It was stated in the October report that the working groups
had as an immediate and longer term plan the "establishment
of a process for final resolution in the tracing of missing
persons (and) the return of abducted people". (9)
It is significant that groups such as Christian Solidarity
International have deliberately chosen to present inter-tribal
raiding and abduction between sections of the Dinka tribe
and the Baggara nomads in northern Bahr al-Ghazal, conflict
largely over grazing and watering rights, as slavery and Islamic
holy war or jihad, while ignoring identical inter-tribal raiding
and abduction between the Nuer and Dinka, two black southern
tribes. This is one more example of the subjective, misleading
and selective approach that CSI has taken to Sudanese issues,
and inter-tribal abductions in particular. Fund-raising and
propaganda is much easier if the issue is presented as a case
of Christians persecuted and "enslaved" by Muslims.
The Wunlit Accords, together with the up-to-date statements
made in the State Department human rights report and by Human
Rights Watch, also clearly reinforces the Sudanese Government's
position, dismissed by some partisan groups, that what had
been presented as "slavery" to naïve Western observers
was infact raiding, abductions and kidnappings within ages-old
The Wunlit Conference and Accords, and the follow-up work
being carried out by the Peace Council with regard to those
abducted within inter-tribal raiding, clearly exposes the
contradictions and selectivity with regard to the "slavery"
issue of people such as Baroness Cox and Christian Solidarity
International/Christian Solidarity Worldwide in the United
Kingdom and Charles Jacobs and the Boston-based American Anti-Slavery
The simple question which must be asked of these groups is
when is a "slave" not a "slave" in Sudan? The obvious answer
is that a "slave" is not a "slave" when such an allegation

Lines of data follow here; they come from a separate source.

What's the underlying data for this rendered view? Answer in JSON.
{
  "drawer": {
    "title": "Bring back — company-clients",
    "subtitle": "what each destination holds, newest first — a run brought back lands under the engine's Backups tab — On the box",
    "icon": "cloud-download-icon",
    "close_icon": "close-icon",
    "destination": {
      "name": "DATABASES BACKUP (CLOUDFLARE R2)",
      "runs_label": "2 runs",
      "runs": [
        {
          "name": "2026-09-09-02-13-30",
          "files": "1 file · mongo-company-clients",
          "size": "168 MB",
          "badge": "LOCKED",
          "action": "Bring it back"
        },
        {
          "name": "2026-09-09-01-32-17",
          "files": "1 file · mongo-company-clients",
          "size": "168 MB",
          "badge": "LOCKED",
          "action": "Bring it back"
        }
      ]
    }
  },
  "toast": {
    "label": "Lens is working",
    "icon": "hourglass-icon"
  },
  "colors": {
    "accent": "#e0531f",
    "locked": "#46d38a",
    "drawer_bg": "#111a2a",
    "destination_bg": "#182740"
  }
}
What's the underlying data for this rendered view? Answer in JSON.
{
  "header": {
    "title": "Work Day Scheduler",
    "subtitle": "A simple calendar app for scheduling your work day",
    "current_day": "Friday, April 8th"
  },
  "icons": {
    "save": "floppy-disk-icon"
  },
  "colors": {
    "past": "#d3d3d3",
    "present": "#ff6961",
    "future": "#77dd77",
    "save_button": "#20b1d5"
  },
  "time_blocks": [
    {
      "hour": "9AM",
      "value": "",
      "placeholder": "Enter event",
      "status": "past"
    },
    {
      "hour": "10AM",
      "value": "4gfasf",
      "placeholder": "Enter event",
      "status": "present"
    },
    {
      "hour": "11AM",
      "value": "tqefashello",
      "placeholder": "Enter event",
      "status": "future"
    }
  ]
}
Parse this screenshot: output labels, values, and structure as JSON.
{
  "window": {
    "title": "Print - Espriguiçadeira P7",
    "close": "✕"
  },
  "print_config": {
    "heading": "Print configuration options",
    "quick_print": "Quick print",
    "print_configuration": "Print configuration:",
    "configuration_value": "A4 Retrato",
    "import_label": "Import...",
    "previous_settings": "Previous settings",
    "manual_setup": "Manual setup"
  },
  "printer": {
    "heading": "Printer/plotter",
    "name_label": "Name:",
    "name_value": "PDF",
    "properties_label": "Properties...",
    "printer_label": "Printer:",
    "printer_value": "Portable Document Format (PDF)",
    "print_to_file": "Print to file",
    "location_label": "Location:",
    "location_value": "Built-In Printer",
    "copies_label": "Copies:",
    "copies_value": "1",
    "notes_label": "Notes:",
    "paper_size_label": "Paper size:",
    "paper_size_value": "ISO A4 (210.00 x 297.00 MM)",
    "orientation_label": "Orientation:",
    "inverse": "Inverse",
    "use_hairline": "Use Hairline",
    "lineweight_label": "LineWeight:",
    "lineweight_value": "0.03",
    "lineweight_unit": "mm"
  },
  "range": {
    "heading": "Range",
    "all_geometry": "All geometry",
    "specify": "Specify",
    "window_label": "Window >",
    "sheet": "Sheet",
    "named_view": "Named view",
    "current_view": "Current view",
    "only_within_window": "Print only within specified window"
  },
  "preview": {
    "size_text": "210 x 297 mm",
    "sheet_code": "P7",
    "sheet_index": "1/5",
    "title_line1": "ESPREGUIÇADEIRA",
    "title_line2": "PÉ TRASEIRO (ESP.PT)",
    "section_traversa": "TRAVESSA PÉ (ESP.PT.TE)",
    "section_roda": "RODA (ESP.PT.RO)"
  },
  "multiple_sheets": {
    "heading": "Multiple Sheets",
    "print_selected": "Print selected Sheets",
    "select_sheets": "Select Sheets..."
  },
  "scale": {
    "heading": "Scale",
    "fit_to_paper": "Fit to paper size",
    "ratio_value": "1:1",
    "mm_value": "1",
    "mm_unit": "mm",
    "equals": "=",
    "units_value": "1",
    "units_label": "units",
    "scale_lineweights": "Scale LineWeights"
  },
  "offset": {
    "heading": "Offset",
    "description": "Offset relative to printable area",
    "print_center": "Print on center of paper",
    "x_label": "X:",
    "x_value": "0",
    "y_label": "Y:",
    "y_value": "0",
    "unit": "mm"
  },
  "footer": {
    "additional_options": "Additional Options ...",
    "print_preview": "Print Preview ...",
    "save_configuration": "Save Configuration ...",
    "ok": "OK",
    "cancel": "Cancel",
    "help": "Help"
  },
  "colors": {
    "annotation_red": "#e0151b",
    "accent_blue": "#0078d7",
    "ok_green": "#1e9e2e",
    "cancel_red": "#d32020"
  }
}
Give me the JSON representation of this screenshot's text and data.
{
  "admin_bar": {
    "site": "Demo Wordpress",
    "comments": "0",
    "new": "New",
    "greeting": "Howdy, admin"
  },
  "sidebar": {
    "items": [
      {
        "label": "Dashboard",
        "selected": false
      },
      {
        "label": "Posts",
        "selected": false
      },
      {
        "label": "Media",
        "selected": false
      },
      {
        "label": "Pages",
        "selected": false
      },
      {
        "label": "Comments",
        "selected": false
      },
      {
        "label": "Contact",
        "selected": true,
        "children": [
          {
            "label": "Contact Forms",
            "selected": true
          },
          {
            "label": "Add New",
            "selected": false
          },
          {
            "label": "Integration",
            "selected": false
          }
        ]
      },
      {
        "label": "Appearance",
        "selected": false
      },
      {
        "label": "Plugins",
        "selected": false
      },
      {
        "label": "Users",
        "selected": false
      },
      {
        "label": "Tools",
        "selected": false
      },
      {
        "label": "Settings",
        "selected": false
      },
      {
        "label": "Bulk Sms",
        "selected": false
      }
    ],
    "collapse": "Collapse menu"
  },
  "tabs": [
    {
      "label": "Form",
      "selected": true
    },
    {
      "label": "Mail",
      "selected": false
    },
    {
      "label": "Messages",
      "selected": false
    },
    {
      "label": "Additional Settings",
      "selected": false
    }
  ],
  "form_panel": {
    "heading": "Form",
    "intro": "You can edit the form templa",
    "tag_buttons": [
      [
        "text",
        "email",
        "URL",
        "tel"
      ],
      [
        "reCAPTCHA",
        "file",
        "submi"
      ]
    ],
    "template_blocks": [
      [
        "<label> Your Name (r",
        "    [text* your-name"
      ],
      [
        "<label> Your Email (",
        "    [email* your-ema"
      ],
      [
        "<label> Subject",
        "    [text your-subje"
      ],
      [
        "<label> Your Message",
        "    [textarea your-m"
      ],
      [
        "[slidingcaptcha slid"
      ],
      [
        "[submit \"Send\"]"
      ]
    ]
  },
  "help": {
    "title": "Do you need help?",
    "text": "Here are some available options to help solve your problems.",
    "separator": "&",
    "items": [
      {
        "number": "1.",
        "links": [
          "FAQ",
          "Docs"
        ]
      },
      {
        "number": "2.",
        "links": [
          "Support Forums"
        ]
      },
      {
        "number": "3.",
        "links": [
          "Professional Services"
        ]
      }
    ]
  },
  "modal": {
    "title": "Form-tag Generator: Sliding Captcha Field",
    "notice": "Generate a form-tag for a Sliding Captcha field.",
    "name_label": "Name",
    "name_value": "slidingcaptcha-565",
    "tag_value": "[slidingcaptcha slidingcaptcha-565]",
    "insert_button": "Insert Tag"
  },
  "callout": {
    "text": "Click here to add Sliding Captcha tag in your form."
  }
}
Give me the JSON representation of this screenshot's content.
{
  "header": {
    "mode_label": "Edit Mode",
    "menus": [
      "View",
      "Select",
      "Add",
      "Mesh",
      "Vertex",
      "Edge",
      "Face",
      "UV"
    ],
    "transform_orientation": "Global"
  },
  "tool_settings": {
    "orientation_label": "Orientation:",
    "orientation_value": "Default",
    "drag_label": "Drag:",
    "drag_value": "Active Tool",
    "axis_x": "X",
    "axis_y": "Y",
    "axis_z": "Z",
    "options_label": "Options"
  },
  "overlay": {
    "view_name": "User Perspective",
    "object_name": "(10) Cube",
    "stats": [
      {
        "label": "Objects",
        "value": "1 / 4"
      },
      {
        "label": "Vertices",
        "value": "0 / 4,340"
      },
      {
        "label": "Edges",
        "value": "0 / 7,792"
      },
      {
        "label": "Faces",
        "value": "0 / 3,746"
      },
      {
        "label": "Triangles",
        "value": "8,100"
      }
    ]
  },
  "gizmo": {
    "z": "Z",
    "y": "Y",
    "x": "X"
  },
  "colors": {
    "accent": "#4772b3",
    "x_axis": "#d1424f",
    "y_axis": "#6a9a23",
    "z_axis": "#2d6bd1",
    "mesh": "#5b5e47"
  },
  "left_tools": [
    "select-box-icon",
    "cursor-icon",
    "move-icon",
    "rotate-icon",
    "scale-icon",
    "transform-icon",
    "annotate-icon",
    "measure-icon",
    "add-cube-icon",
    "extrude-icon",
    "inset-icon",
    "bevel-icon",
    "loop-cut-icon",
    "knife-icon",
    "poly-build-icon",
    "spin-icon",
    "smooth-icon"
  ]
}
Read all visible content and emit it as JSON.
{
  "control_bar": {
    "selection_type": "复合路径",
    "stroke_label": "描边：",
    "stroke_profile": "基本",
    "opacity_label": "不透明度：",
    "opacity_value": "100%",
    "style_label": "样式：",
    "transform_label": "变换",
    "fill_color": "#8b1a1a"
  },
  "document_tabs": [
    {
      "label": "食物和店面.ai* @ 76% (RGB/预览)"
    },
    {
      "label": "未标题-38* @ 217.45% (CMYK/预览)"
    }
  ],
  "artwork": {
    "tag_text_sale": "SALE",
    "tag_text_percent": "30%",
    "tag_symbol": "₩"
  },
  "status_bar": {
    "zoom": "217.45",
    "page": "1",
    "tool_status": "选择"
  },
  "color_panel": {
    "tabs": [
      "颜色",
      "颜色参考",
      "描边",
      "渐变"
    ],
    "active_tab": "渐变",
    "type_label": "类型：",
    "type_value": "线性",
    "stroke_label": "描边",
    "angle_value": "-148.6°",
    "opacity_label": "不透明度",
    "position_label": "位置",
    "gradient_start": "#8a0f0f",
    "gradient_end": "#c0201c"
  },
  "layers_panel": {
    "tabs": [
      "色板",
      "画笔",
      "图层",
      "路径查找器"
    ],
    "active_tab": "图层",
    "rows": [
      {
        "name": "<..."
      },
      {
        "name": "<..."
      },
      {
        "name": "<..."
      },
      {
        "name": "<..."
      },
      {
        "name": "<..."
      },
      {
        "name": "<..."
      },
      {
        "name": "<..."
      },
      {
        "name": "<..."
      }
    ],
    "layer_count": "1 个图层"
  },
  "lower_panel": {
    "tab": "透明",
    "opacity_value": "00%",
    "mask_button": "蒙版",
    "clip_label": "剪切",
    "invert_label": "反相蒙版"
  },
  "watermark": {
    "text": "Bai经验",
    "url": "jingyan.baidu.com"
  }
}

is of no propaganda or commercial value to Christian Solidarity
International, the American Anti-Slavery Group or anyone else
with an anti-Sudanese agenda. A "slave" is also not a "slave"
when he or she has been abducted by the wrong tribal grouping,
a tribal grouping that cannot be presented as pro-government
Arab raiders deliberately targeting "Christian" settlements,
in an area that cannot be presented as a fault line between
Islam and Christianity.
1 This publication updates '"Slavery" in Sudan: When is a
"Slave" Not a "Slave"? An Examination of the 1999 Wunlit Accords',
published by the British-Sudanese Public Affairs Council,
2 'Sudan Country Reports on Human Rights Practices - 2000',
Released by the Bureau of Democracy, Human Rights and Labor,
U.S Department of State, Washington-DC, February 2001, Section
4, available at http://www.state.gov/g/drl/rls/hrrpt/2000/af/index.cfm?docid=822
3 Letter from Human Rights Watch to Secretary of State Colin
Powell, Human Rights Watch, Washington-DC, 1 March 2001.
4 See, for example, John Harker, 'Human Security in Sudan:
The Report of a Canadian Assessment Mission', Prepared for
the Minister of Foreign Affairs, Ottawa, January 2000, available
5 'Sudan tribes agree ceasefire', BBC World, BBC Online Network,
Wednesday, March 10, 1999 Published as 23:38 GMT.
6 'Slave Redemption: Americans are becoming instant Abolitionists.
But is the Movement Backfiring?, 'Christianity Today' magazine,
9 August 1999
7 'Wunlit Dinka-Nuer Covenant', at Sudan Infonet Web Site,
8 'Sudanese Communities Benefit From Church-Brokered Pact',
News Article by the All Africa News Agency, October 15, 1999.
9 'Peace Council Refuses to be Intimidated and Documents Remarkable
Progress in People-to-People Process', A Press Release by
the New Sudan Council of Churches, October 4, 1999 .